-------- Dataset records
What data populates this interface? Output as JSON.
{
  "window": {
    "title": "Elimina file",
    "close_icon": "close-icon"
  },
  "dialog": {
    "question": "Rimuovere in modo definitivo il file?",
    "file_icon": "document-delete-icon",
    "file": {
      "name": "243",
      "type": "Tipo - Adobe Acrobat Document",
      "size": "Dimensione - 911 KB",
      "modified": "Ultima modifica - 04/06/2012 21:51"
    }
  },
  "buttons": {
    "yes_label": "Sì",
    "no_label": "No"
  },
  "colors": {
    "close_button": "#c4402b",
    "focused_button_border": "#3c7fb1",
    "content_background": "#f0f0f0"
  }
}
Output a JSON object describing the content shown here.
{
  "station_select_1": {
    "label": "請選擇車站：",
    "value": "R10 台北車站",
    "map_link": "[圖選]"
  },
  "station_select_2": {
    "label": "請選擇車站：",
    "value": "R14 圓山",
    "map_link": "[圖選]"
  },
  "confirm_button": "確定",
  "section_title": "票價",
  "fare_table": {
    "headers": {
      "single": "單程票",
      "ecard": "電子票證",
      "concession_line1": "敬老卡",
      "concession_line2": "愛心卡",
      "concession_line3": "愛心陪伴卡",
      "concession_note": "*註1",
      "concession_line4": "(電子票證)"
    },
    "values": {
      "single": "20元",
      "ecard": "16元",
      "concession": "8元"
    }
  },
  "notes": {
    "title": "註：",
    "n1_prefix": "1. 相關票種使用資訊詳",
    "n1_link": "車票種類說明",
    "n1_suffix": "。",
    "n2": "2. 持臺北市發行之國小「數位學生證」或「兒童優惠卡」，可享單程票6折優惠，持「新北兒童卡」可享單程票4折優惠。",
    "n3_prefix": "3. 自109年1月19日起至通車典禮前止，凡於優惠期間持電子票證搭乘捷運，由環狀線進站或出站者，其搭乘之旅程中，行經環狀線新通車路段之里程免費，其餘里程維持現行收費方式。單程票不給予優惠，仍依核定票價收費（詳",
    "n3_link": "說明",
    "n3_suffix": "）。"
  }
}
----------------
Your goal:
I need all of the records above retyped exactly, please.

Response for this exercise:
What data populates this interface? Output as JSON.
{
  "window": {
    "title": "Elimina file",
    "close_icon": "close-icon"
  },
  "dialog": {
    "question": "Rimuovere in modo definitivo il file?",
    "file_icon": "document-delete-icon",
    "file": {
      "name": "243",
      "type": "Tipo - Adobe Acrobat Document",
      "size": "Dimensione - 911 KB",
      "modified": "Ultima modifica - 04/06/2012 21:51"
    }
  },
  "buttons": {
    "yes_label": "Sì",
    "no_label": "No"
  },
  "colors": {
    "close_button": "#c4402b",
    "focused_button_border": "#3c7fb1",
    "content_background": "#f0f0f0"
  }
}
Output a JSON object describing the content shown here.
{
  "station_select_1": {
    "label": "請選擇車站：",
    "value": "R10 台北車站",
    "map_link": "[圖選]"
  },
  "station_select_2": {
    "label": "請選擇車站：",
    "value": "R14 圓山",
    "map_link": "[圖選]"
  },
  "confirm_button": "確定",
  "section_title": "票價",
  "fare_table": {
    "headers": {
      "single": "單程票",
      "ecard": "電子票證",
      "concession_line1": "敬老卡",
      "concession_line2": "愛心卡",
      "concession_line3": "愛心陪伴卡",
      "concession_note": "*註1",
      "concession_line4": "(電子票證)"
    },
    "values": {
      "single": "20元",
      "ecard": "16元",
      "concession": "8元"
    }
  },
  "notes": {
    "title": "註：",
    "n1_prefix": "1. 相關票種使用資訊詳",
    "n1_link": "車票種類說明",
    "n1_suffix": "。",
    "n2": "2. 持臺北市發行之國小「數位學生證」或「兒童優惠卡」，可享單程票6折優惠，持「新北兒童卡」可享單程票4折優惠。",
    "n3_prefix": "3. 自109年1月19日起至通車典禮前止，凡於優惠期間持電子票證搭乘捷運，由環狀線進站或出站者，其搭乘之旅程中，行經環狀線新通車路段之里程免費，其餘里程維持現行收費方式。單程票不給予優惠，仍依核定票價收費（詳",
    "n3_link": "說明",
    "n3_suffix": "）。"
  }
}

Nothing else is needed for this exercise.